By Heather J. Carlson, Rochester Post Bulletin - U.S. Rep. Tim Walz and Republican challenger Jim Hagedorn offer voters in the 1st Congressional District a sharp contrast in this political rematch.
Walz is wrapping up his fifth term in Congress. Before entering politics, Walz taught geography and coached football at Mankato West High School. He pulled off an election upset in 2006 when he defeated incumbent Rochester Republican Gil Gutknecht. The Democratic congressman touts his willingness to work across the aisle and belief in America's potential.
"I've got a history of building coalitions and serving in this district to get things done. I'm an optimist on what America can do as opposed to a fear-based approach on what American can't do," the Mankato Democrat said.
Hagedorn views Walz's time on Capitol Hill very differently. The Blue Earth Republican accuses Walz of repeatedly voting against his district in favor of harmful government regulation.

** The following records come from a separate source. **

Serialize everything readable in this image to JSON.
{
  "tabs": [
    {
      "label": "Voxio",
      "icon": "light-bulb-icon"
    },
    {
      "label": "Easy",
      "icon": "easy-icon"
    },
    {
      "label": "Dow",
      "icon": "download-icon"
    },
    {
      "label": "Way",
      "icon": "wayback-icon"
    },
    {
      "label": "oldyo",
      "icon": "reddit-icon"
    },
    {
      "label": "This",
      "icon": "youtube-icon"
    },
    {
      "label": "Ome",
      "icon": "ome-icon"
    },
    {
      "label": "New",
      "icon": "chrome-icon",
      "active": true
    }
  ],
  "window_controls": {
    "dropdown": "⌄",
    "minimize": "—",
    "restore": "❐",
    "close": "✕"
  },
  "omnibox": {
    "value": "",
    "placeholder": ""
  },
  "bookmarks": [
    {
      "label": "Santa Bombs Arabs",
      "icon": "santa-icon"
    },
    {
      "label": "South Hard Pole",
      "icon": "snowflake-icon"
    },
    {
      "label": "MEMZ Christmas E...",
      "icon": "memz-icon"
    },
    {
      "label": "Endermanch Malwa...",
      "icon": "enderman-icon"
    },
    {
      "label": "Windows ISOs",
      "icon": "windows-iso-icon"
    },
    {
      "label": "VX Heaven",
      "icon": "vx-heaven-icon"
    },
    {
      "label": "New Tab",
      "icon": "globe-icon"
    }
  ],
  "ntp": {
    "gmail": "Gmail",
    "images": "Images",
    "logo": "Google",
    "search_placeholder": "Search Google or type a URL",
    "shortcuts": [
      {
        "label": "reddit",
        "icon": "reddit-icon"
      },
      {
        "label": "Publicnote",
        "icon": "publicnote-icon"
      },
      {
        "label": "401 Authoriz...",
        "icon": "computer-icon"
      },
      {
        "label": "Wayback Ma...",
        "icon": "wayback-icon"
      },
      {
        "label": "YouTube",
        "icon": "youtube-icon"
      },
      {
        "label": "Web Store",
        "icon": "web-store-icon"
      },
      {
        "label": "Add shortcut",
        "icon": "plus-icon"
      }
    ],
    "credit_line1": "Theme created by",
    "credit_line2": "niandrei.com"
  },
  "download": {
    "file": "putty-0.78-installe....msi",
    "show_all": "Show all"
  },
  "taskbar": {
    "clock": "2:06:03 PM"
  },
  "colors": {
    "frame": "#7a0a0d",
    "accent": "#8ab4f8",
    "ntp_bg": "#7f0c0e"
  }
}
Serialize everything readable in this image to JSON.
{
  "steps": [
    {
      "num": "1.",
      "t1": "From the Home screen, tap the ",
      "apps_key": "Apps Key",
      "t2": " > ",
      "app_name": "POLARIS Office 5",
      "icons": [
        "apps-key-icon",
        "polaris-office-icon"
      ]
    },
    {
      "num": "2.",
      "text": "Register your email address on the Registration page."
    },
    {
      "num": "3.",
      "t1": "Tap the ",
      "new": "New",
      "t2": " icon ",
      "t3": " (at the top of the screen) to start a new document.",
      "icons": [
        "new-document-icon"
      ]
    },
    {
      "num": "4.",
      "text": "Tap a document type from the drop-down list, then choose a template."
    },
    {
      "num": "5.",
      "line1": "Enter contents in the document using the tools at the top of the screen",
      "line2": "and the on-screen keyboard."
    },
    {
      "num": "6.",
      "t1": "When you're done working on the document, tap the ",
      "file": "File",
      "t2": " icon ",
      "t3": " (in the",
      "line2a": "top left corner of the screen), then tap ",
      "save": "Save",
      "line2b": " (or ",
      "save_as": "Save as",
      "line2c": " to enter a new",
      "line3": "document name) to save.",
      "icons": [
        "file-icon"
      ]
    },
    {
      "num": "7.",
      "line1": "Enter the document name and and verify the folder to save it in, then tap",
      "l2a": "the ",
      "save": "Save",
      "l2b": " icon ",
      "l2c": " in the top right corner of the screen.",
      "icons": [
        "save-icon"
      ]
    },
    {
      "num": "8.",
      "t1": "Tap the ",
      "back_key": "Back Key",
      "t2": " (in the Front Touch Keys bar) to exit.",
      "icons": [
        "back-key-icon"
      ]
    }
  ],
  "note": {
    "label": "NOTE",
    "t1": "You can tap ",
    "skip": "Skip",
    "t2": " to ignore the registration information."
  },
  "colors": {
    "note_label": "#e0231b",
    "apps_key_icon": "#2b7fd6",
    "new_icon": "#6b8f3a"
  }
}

"I want to go to Washington and reform the federal government so we can have a better country. I don't want to go and transform the United States because I think we can have a great country if we get government out of the way and reform things," he said.
Hagedorn spent the bulk of his career working in Washington, D.C., as a former congressional staffer to U.S. Congressman Arlan Stangeland. He also worked for the U.S. Department of the Treasury before moving back to his home state. His father was former Minnesota Congressman Tom Hagedorn.
Walz and Hagedorn faced off two years ago. The congressman defeated his GOP rival with 54 percent of the vote.
Obamacare: A mistake or worth keeping?
One major area of disagreement is health care. Hagedorn said Walz made a critical mistake when he voted in favor of the Affordable Care Act, also known as Obamacare.
"That was the worst vote he'll ever cast in Congress, and it was really bad because Minnesota didn't need it. Ninety-three percent of Minnesotans already had some sort of health insurance before Obamacare," he said.
Hagedorn vowed that if elected, he would support scrapping Obamacare and replacing it with other free-market based reforms. That would include letting people buy insurance across state lines, providing direct tax credits for people when buying insurance and creating a high-risk pool for people with pre-existing conditions.
Walz stands by his vote for Obamacare, saying "I will not apologize for getting 20 million people insurance." He rejects attacks from conservatives — including Hagedorn — that the law is a disaster.
He added, "Two years ago when (Hagedorn) said this was absolutely going to destroy our economy, has that happened in Rochester? Has the economy been destroyed? Has the economy of southern Minnesota been destroyed?"
Walz agrees the law needs improvements but notes that Medicare has had over 1,000 votes to improve it since it was established in 1965. He favors trying to help reduce costs for the 5 percent of Minnesotans in the individual market and take action to curb rising prescription drug costs.
The two also differ on national security. Hagedorn accuses Walz of not taking action to secure America's borders. The GOP candidate favors the U.S. taking a time out from allowing refugee resettlement in the U.S. Instead, he supports setting up refugee safe zones in war-torn areas.
"Walz has a pre-9/11 mindset — open borders, more refugees from countries that hate America. He hasn't made border security an issue at all," Hagedorn said.
Walz rejects that criticism, saying national security has been a priority in his life. A former command sergeant major in the National Guard, Walz said he believes the key to defeating terrorism is a long-term, multi-generational plan that relies on coalition building, anti-radicalization efforts at home and some military action.
"My opponent seems to think it's like Beetlejuice — you say the name (Islamic terrorism) three times and it's fixed. It's not fixed by simply saying that and it does nothing to alienate the very communities here that we need to get on board," Walz said.
The candidates offer different visions on how best to create jobs. Hagedorn talks extensively about the need to cut bureaucratic red tape and lower taxes in order to boost the economy. The Blue Earth Republican argues that the nation's regulatory agencies are "out of control" when it comes to passing costly rules that hit small and medium businesses hard.
"If you go anywhere and start talking to small businesses or farmers, they'll all tell you the same thing: The federal regulations are just consuming them," Hagedorn said.
Walz contends that the best way to create new jobs is to make investments in job training, supporting renewable energy and backing fair trade deals. Steps also need to be taken to make higher education more affordable.
He added, "We've got to get people trained, and we've got to make sure you don't leave college with so much debt you can't choose those professions that we need and the career you want to pursue."